**WHAT YOU SHOULD DO**
Search the entries below for the word "Leila", then copy each line in which it is found.

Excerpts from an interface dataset
- Opening Delimiter -
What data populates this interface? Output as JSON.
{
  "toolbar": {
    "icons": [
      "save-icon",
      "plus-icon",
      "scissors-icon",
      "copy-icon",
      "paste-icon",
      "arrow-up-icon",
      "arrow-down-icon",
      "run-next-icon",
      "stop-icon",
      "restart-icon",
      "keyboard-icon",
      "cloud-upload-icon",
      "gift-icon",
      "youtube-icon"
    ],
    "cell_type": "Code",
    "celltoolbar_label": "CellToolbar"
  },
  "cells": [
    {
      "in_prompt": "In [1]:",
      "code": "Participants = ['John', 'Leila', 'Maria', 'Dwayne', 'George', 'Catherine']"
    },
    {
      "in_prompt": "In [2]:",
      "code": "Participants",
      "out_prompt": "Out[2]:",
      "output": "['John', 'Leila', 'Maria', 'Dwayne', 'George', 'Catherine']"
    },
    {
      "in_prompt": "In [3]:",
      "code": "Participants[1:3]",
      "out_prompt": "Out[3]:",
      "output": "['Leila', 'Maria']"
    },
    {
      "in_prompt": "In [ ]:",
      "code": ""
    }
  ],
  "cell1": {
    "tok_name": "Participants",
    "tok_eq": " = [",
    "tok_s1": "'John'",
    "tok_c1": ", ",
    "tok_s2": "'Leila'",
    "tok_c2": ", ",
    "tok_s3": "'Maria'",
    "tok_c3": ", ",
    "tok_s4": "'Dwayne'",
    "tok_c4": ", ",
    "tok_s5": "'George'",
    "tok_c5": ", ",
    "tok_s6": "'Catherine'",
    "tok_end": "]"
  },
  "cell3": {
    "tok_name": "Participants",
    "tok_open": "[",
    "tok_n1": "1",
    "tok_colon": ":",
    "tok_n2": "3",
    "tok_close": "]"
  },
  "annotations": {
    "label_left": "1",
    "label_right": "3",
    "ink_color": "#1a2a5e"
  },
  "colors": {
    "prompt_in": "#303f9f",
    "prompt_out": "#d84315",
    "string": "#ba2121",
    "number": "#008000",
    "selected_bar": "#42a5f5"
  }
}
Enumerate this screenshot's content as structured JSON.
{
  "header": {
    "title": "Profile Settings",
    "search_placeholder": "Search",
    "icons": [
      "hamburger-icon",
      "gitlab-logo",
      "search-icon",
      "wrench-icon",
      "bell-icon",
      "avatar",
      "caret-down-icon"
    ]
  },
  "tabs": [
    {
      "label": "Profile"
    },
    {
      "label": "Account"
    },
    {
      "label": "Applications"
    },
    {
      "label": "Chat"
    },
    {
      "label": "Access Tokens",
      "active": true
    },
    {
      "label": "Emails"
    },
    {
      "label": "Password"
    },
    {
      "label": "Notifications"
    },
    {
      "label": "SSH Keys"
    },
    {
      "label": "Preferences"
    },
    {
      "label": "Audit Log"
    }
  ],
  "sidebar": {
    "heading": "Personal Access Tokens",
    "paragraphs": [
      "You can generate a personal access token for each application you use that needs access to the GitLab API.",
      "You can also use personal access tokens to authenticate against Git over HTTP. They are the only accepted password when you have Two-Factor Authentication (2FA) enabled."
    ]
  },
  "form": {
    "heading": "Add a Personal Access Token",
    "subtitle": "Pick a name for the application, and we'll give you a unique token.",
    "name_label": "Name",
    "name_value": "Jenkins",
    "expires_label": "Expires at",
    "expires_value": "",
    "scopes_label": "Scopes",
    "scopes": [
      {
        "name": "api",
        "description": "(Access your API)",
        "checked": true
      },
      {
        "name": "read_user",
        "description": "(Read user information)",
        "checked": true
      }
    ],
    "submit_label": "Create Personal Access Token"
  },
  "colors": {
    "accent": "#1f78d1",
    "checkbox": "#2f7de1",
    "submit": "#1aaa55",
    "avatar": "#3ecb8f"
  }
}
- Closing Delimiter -
**SOLUTION FOR THIS EXERCISE**
      "code": "Participants = ['John', 'Leila', 'Maria', 'Dwayne', 'George', 'Catherine']"
      "output": "['John', 'Leila', 'Maria', 'Dwayne', 'George', 'Catherine']"
      "output": "['Leila', 'Maria']"
    "tok_s2": "'Leila'",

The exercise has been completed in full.